▶ **Task objective**
Show all lines containing "signing" from the data below.

▶ **Supplied data**

⁂

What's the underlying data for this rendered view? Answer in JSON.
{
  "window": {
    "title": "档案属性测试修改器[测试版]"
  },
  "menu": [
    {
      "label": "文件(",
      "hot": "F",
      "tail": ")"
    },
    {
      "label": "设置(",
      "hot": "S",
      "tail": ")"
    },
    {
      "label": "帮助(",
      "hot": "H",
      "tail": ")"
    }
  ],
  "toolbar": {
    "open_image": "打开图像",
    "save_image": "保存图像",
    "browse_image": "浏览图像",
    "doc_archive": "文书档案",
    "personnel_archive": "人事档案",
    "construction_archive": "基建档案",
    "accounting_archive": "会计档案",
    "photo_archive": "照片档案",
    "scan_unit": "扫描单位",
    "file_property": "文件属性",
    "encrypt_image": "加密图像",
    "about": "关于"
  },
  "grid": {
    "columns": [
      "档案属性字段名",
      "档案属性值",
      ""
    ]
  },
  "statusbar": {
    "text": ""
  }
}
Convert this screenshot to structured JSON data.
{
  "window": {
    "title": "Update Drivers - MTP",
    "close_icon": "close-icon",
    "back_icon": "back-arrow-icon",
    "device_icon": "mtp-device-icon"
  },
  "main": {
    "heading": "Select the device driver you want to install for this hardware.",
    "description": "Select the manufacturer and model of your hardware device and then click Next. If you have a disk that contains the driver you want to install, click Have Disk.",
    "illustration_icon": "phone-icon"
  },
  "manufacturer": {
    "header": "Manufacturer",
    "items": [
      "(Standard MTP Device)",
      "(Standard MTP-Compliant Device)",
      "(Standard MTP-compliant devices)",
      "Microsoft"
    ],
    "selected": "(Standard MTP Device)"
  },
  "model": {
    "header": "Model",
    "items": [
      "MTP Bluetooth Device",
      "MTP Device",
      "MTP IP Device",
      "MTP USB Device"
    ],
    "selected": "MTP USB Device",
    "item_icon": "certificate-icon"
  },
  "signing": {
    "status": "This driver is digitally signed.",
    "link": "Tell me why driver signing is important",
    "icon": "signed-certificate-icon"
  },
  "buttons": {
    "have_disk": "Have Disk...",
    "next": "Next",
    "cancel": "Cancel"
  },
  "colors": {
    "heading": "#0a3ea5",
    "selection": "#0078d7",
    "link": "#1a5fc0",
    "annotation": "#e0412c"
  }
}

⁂

▶ **Task output**
  "signing": {
    "link": "Tell me why driver signing is important",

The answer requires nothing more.